Page and application data records:
____

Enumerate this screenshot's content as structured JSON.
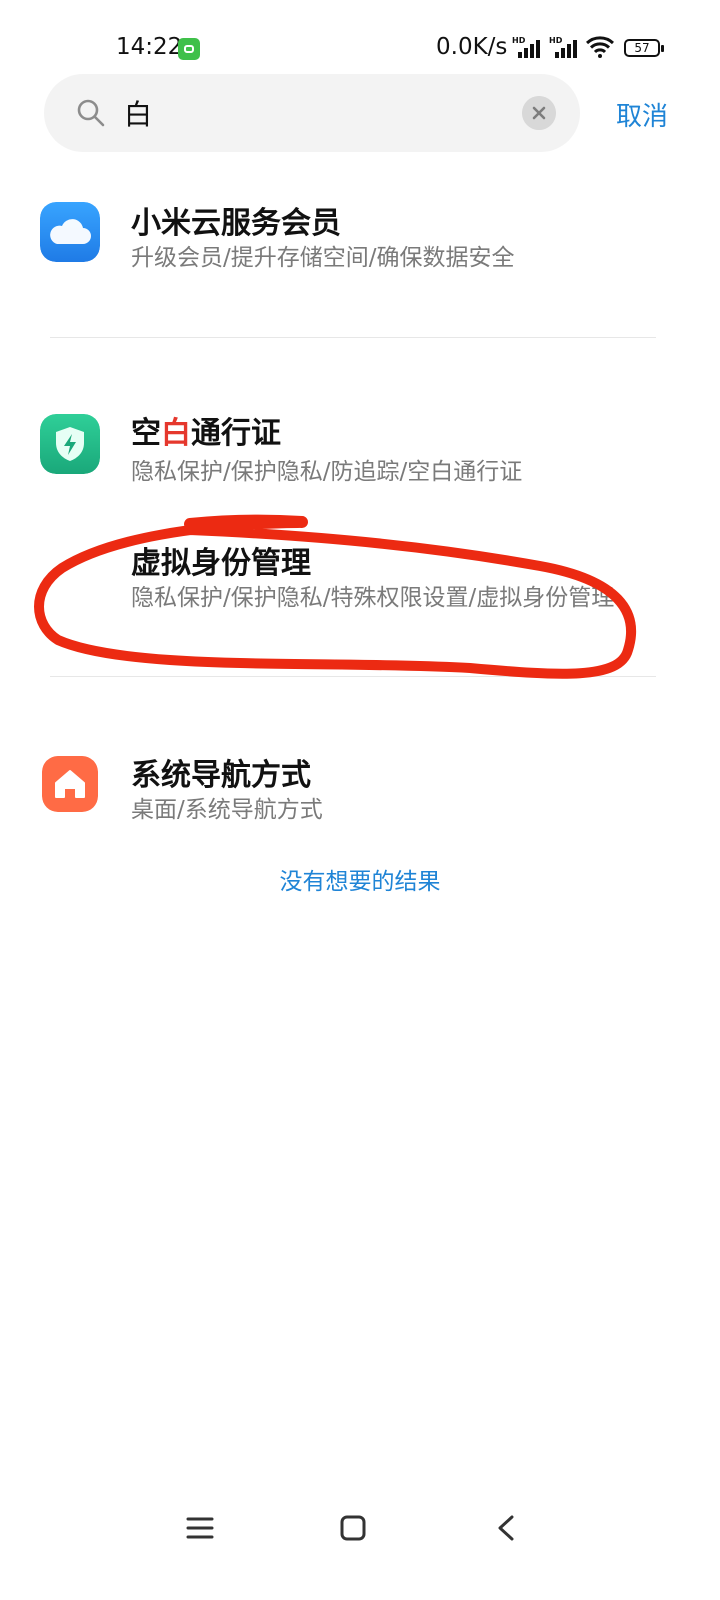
{
  "status_bar": {
    "time": "14:22",
    "net_speed": "0.0K/s",
    "signal_1_label": "HD",
    "signal_2_label": "HD",
    "battery": "57",
    "notify_icon": "android-robot-icon"
  },
  "search": {
    "query": "白",
    "placeholder": "",
    "cancel_label": "取消"
  },
  "results": [
    {
      "title": "小米云服务会员",
      "subtitle": "升级会员/提升存储空间/确保数据安全",
      "icon": "cloud-icon",
      "icon_color": "#2b8ff5"
    },
    {
      "title_pre": "空",
      "title_hl": "白",
      "title_post": "通行证",
      "subtitle": "隐私保护/保护隐私/防追踪/空白通行证",
      "icon": "shield-lightning-icon",
      "icon_color": "#22b98a",
      "highlight_color": "#e5382d"
    },
    {
      "title": "虚拟身份管理",
      "subtitle": "隐私保护/保护隐私/特殊权限设置/虚拟身份管理"
    },
    {
      "title": "系统导航方式",
      "subtitle": "桌面/系统导航方式",
      "icon": "home-icon",
      "icon_color": "#ff6b45"
    }
  ],
  "no_result_link": "没有想要的结果",
  "colors": {
    "accent": "#1f84d6",
    "annotation": "#ec2a12"
  },
  "nav_bar": {
    "menu_icon": "menu-icon",
    "home_icon": "square-home-icon",
    "back_icon": "back-chevron-icon"
  }
}
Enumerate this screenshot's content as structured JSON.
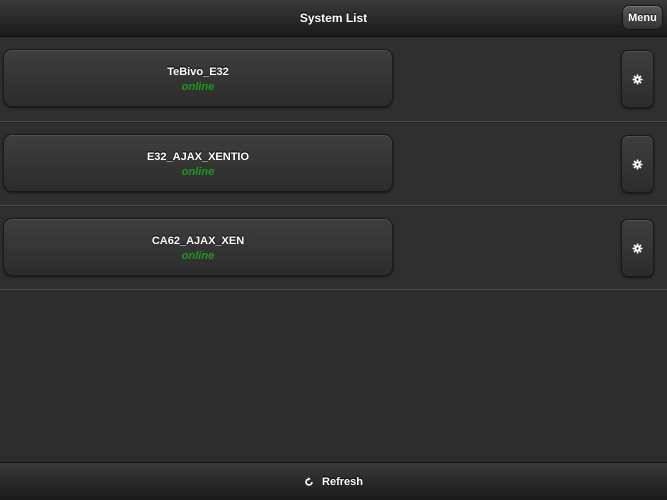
{
  "header": {
    "title": "System List",
    "menu_label": "Menu"
  },
  "systems": [
    {
      "name": "TeBivo_E32",
      "status": "online"
    },
    {
      "name": "E32_AJAX_XENTIO",
      "status": "online"
    },
    {
      "name": "CA62_AJAX_XEN",
      "status": "online"
    }
  ],
  "footer": {
    "refresh_label": "Refresh"
  },
  "icons": {
    "settings": "gear-icon",
    "refresh": "refresh-icon"
  },
  "colors": {
    "status_online": "#1e9a1e",
    "background": "#2d2d2d"
  }
}
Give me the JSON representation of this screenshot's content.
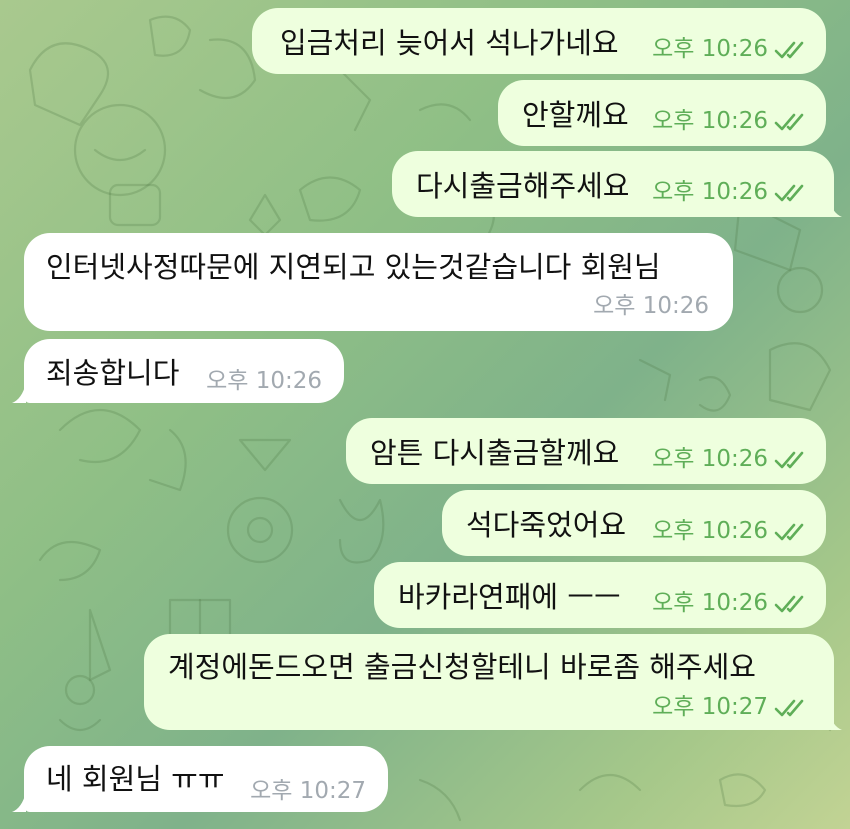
{
  "messages": [
    {
      "dir": "out",
      "text": "입금처리 늦어서 석나가네요",
      "time": "오후 10:26",
      "read": true
    },
    {
      "dir": "out",
      "text": "안할께요",
      "time": "오후 10:26",
      "read": true
    },
    {
      "dir": "out",
      "text": "다시출금해주세요",
      "time": "오후 10:26",
      "read": true
    },
    {
      "dir": "in",
      "text": "인터넷사정따문에 지연되고 있는것같습니다 회원님",
      "time": "오후 10:26"
    },
    {
      "dir": "in",
      "text": "죄송합니다",
      "time": "오후 10:26"
    },
    {
      "dir": "out",
      "text": "암튼 다시출금할께요",
      "time": "오후 10:26",
      "read": true
    },
    {
      "dir": "out",
      "text": "석다죽었어요",
      "time": "오후 10:26",
      "read": true
    },
    {
      "dir": "out",
      "text": "바카라연패에 ㅡㅡ",
      "time": "오후 10:26",
      "read": true
    },
    {
      "dir": "out",
      "text": "계정에돈드오면 출금신청할테니 바로좀 해주세요",
      "time": "오후 10:27",
      "read": true
    },
    {
      "dir": "in",
      "text": "네 회원님 ㅠㅠ",
      "time": "오후 10:27"
    }
  ],
  "icons": {
    "read_receipt": "double-check-icon"
  },
  "colors": {
    "outgoing_bubble": "#eeffde",
    "incoming_bubble": "#ffffff",
    "outgoing_meta": "#5fae58",
    "incoming_meta": "#a2a9b0"
  }
}
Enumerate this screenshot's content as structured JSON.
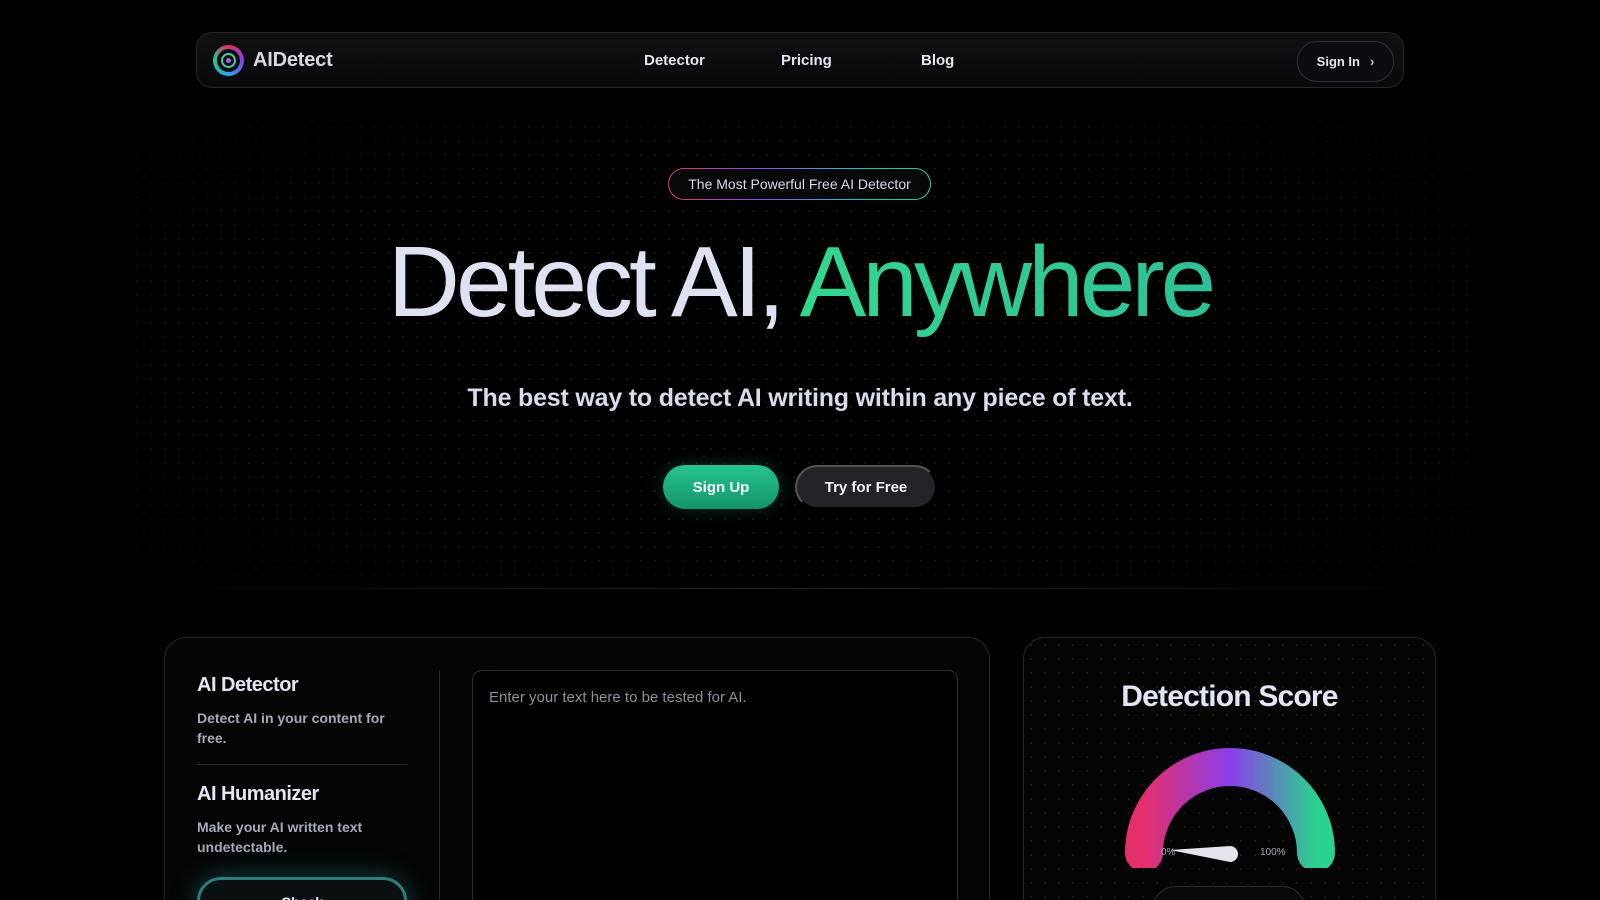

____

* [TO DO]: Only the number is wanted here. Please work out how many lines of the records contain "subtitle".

* [TASK RESULT]: 4